_WORK ORDER:_ Your answer must be every line of the data that holds the string "label".

_Entries from a dataset of interfaces:_
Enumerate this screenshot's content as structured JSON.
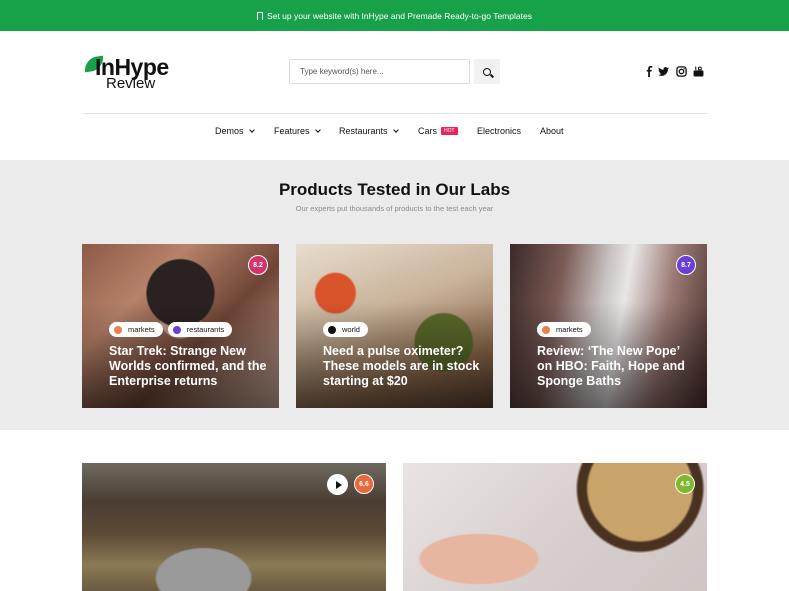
{
  "topbar": {
    "text": "Set up your website with InHype and Premade Ready-to-go Templates"
  },
  "logo": {
    "line1": "InHype",
    "line2": "Review"
  },
  "search": {
    "placeholder": "Type keyword(s) here..."
  },
  "social": [
    "facebook-icon",
    "twitter-icon",
    "instagram-icon",
    "youtube-icon"
  ],
  "nav": {
    "items": [
      {
        "label": "Demos",
        "dropdown": true
      },
      {
        "label": "Features",
        "dropdown": true
      },
      {
        "label": "Restaurants",
        "dropdown": true
      },
      {
        "label": "Cars",
        "badge": "HOT"
      },
      {
        "label": "Electronics"
      },
      {
        "label": "About"
      }
    ]
  },
  "section": {
    "title": "Products Tested in Our Labs",
    "subtitle": "Our experts put thousands of products to the test each year"
  },
  "cards": [
    {
      "score": "8.2",
      "score_color": "#d6336c",
      "tags": [
        {
          "label": "markets",
          "color": "#e8804a"
        },
        {
          "label": "restaurants",
          "color": "#6a3fd6"
        }
      ],
      "title": "Star Trek: Strange New Worlds confirmed, and the Enterprise returns"
    },
    {
      "score": null,
      "tags": [
        {
          "label": "world",
          "color": "#111111"
        }
      ],
      "title": "Need a pulse oximeter? These models are in stock starting at $20"
    },
    {
      "score": "8.7",
      "score_color": "#6a3fd6",
      "tags": [
        {
          "label": "markets",
          "color": "#e8804a"
        }
      ],
      "title": "Review: ‘The New Pope’ on HBO: Faith, Hope and Sponge Baths"
    }
  ],
  "bottom_cards": [
    {
      "score": "6.6",
      "score_color": "#e8693a",
      "has_play": true
    },
    {
      "score": "4.5",
      "score_color": "#7fb82e",
      "has_play": false
    }
  ],
  "colors": {
    "brand_green": "#17a24a",
    "hot_badge": "#e8245f"
  }
}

_ANSWER FOR THE TASK:_
        "label": "Demos",
        "label": "Features",
        "label": "Restaurants",
        "label": "Cars",
        "label": "Electronics"
        "label": "About"
          "label": "markets",
          "label": "restaurants",
          "label": "world",
          "label": "markets",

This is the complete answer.